So when the structure of electrons or the
atom was established, we knew that electrons
were spinning around the outside. At least
that was the theory. There was some sort of
Newtonian planetary model where effectively
the protons – the positive charge on the
protons – held the electrons effectively
via a simple harmonic force: centripetal acceleration,
constantly holding them in the same way a
satellite would orbit round a planet.
However, this rather simplistic model, which
implied that electrons existed only as particles,
was fundamentally flawed by the question:
if positive charges attract negative charges
– and we know they do, opposites attract
– why don’t electrons crash into the nucleus?
So why is it, like for example we see satellites
orbit the Earth eventually slowing down and
having lower and lower orbits until, eventually,
losing their orbital stability and crashing
into the ocean? Why do you not see electrons
crashing into the proton-rich nucleus?
This was a problem. So let’s have a look.
We’ve got here in the case of 35Cl and 37Cl
the same number of electrons and the same
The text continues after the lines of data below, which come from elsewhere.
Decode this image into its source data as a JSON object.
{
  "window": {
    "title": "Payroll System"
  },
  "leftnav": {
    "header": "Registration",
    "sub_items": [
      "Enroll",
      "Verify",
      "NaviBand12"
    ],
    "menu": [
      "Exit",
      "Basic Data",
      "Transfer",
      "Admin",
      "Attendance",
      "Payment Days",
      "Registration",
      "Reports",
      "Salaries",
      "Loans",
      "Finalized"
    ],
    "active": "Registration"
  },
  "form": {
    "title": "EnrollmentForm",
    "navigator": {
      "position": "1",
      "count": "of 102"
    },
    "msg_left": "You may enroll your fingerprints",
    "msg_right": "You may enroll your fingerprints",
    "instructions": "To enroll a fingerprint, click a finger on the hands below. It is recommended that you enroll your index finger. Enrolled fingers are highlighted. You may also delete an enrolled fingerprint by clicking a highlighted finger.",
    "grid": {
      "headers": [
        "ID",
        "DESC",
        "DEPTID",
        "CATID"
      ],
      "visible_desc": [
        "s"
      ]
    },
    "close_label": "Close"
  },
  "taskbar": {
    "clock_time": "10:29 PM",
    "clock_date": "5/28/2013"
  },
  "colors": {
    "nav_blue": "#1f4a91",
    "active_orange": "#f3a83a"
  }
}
number of protons. We’ve got here though,
in the case of each of our isotopes, a different
number of neutrons: 18, 19 and 20.
So, as I talked about in the previous slide,
if we have a positively-charged nucleus, why
isn’t the negative charge of the electron
result in the electron itself moving towards
the nucleus itself? What stops the electrons
from crashing into the nucleus? And this is
the basis of quantum mechanics: the understanding
that energy exists in small discrete packets.
And it was the Danish physicist Niels Bohr
who came up with a solution to this issue
of electrons not actually ending up crashing
into the nucleus in the early 20th century.
And he put forward a couple of ideas.
The amount of energy which an electron has
determines how far away it is from the nucleus.
In other words, the more energy it has the
further away it is from the grasp of the positive
charge. He also suggested that electrons could
only be at certain specific distances from
the nucleus. And whereas my analogy earlier
of a satellite orbiting around a planet means
that it could technically exist at a number
of different altitudes away from the Earth,
in this particular case we’re saying that
quantised energy means that electrons can
only exist at certain discrete distances away
from the nucleus of an atom.
So to use an analogy here of electrons and
quantisation of energy, we’ll take the example
of a staircase which is shown on the board.
A person shown on the board moves from one
step to the other but they can only be on
one step at a time and the higher up the staircase
they are, the greater the amount of potential
energy they have with respect to the ground.
This, if you recall, is the very basic level
of understanding for potential energy = mass
× gravity × height.
Also you can only move one step at a time.
It is not possible to move more than one step
at a time. And that, as shown here, means
that your movement from 4 to 2 is forbidden
but your movement from 3 to 2 is allowed.
So the movement of a person up a single step
or down a single step is permitted but more
than that is not.